# [YOUR INSTRUCTIONS]
Print all of the records below again without a single difference.

Dataset entries:
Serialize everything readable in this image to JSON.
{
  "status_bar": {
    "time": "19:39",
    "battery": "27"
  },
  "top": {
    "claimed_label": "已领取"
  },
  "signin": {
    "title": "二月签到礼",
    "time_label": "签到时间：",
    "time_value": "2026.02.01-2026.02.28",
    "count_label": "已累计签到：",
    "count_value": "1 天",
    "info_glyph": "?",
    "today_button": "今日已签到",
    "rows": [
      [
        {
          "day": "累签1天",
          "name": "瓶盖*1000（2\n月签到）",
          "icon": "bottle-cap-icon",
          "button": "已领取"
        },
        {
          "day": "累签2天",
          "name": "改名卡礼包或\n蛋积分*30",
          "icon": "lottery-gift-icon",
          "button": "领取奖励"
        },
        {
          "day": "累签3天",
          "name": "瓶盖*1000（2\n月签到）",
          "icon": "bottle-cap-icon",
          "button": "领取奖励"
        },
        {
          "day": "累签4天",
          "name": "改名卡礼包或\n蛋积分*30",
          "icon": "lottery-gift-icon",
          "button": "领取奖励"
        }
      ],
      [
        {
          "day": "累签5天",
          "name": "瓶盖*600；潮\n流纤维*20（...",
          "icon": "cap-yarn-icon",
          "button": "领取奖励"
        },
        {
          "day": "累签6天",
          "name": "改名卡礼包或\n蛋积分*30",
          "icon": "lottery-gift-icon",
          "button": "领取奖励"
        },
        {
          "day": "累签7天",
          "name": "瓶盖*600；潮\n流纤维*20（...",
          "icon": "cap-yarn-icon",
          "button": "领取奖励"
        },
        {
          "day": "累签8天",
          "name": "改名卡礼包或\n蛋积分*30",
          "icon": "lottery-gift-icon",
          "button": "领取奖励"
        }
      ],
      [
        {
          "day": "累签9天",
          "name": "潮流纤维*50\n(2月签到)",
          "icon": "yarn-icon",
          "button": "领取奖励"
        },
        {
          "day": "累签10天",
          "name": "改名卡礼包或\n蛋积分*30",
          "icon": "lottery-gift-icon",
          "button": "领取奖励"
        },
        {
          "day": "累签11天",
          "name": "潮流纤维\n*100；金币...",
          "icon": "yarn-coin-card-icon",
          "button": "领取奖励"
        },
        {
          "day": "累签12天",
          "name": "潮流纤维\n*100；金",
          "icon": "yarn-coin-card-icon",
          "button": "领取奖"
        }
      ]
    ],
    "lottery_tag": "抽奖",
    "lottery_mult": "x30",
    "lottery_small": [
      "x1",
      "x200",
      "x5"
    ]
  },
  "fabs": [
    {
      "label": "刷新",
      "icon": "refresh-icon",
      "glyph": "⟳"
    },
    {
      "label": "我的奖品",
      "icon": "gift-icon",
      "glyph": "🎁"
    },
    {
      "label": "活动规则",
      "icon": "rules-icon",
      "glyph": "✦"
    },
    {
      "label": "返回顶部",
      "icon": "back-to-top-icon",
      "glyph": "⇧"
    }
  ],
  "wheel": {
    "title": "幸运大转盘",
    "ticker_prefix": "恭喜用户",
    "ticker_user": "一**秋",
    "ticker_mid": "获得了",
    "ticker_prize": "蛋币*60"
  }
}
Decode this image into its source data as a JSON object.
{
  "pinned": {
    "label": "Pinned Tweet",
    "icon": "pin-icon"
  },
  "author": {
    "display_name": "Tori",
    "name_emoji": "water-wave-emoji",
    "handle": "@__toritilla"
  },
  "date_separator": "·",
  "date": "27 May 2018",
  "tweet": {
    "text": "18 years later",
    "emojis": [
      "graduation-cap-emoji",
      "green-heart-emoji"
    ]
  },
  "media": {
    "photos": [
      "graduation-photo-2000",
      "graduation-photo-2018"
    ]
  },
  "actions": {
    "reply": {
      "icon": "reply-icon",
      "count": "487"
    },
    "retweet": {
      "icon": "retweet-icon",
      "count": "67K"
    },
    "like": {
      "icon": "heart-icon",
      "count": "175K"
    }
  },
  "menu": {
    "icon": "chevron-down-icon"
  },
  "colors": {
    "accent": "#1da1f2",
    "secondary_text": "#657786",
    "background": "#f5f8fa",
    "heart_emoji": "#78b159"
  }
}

# [SOLUTION TO THIS PROBLEM]
Serialize everything readable in this image to JSON.
{
  "status_bar": {
    "time": "19:39",
    "battery": "27"
  },
  "top": {
    "claimed_label": "已领取"
  },
  "signin": {
    "title": "二月签到礼",
    "time_label": "签到时间：",
    "time_value": "2026.02.01-2026.02.28",
    "count_label": "已累计签到：",
    "count_value": "1 天",
    "info_glyph": "?",
    "today_button": "今日已签到",
    "rows": [
      [
        {
          "day": "累签1天",
          "name": "瓶盖*1000（2\n月签到）",
          "icon": "bottle-cap-icon",
          "button": "已领取"
        },
        {
          "day": "累签2天",
          "name": "改名卡礼包或\n蛋积分*30",
          "icon": "lottery-gift-icon",
          "button": "领取奖励"
        },
        {
          "day": "累签3天",
          "name": "瓶盖*1000（2\n月签到）",
          "icon": "bottle-cap-icon",
          "button": "领取奖励"
        },
        {
          "day": "累签4天",
          "name": "改名卡礼包或\n蛋积分*30",
          "icon": "lottery-gift-icon",
          "button": "领取奖励"
        }
      ],
      [
        {
          "day": "累签5天",
          "name": "瓶盖*600；潮\n流纤维*20（...",
          "icon": "cap-yarn-icon",
          "button": "领取奖励"
        },
        {
          "day": "累签6天",
          "name": "改名卡礼包或\n蛋积分*30",
          "icon": "lottery-gift-icon",
          "button": "领取奖励"
        },
        {
          "day": "累签7天",
          "name": "瓶盖*600；潮\n流纤维*20（...",
          "icon": "cap-yarn-icon",
          "button": "领取奖励"
        },
        {
          "day": "累签8天",
          "name": "改名卡礼包或\n蛋积分*30",
          "icon": "lottery-gift-icon",
          "button": "领取奖励"
        }
      ],
      [
        {
          "day": "累签9天",
          "name": "潮流纤维*50\n(2月签到)",
          "icon": "yarn-icon",
          "button": "领取奖励"
        },
        {
          "day": "累签10天",
          "name": "改名卡礼包或\n蛋积分*30",
          "icon": "lottery-gift-icon",
          "button": "领取奖励"
        },
        {
          "day": "累签11天",
          "name": "潮流纤维\n*100；金币...",
          "icon": "yarn-coin-card-icon",
          "button": "领取奖励"
        },
        {
          "day": "累签12天",
          "name": "潮流纤维\n*100；金",
          "icon": "yarn-coin-card-icon",
          "button": "领取奖"
        }
      ]
    ],
    "lottery_tag": "抽奖",
    "lottery_mult": "x30",
    "lottery_small": [
      "x1",
      "x200",
      "x5"
    ]
  },
  "fabs": [
    {
      "label": "刷新",
      "icon": "refresh-icon",
      "glyph": "⟳"
    },
    {
      "label": "我的奖品",
      "icon": "gift-icon",
      "glyph": "🎁"
    },
    {
      "label": "活动规则",
      "icon": "rules-icon",
      "glyph": "✦"
    },
    {
      "label": "返回顶部",
      "icon": "back-to-top-icon",
      "glyph": "⇧"
    }
  ],
  "wheel": {
    "title": "幸运大转盘",
    "ticker_prefix": "恭喜用户",
    "ticker_user": "一**秋",
    "ticker_mid": "获得了",
    "ticker_prize": "蛋币*60"
  }
}
Decode this image into its source data as a JSON object.
{
  "pinned": {
    "label": "Pinned Tweet",
    "icon": "pin-icon"
  },
  "author": {
    "display_name": "Tori",
    "name_emoji": "water-wave-emoji",
    "handle": "@__toritilla"
  },
  "date_separator": "·",
  "date": "27 May 2018",
  "tweet": {
    "text": "18 years later",
    "emojis": [
      "graduation-cap-emoji",
      "green-heart-emoji"
    ]
  },
  "media": {
    "photos": [
      "graduation-photo-2000",
      "graduation-photo-2018"
    ]
  },
  "actions": {
    "reply": {
      "icon": "reply-icon",
      "count": "487"
    },
    "retweet": {
      "icon": "retweet-icon",
      "count": "67K"
    },
    "like": {
      "icon": "heart-icon",
      "count": "175K"
    }
  },
  "menu": {
    "icon": "chevron-down-icon"
  },
  "colors": {
    "accent": "#1da1f2",
    "secondary_text": "#657786",
    "background": "#f5f8fa",
    "heart_emoji": "#78b159"
  }
}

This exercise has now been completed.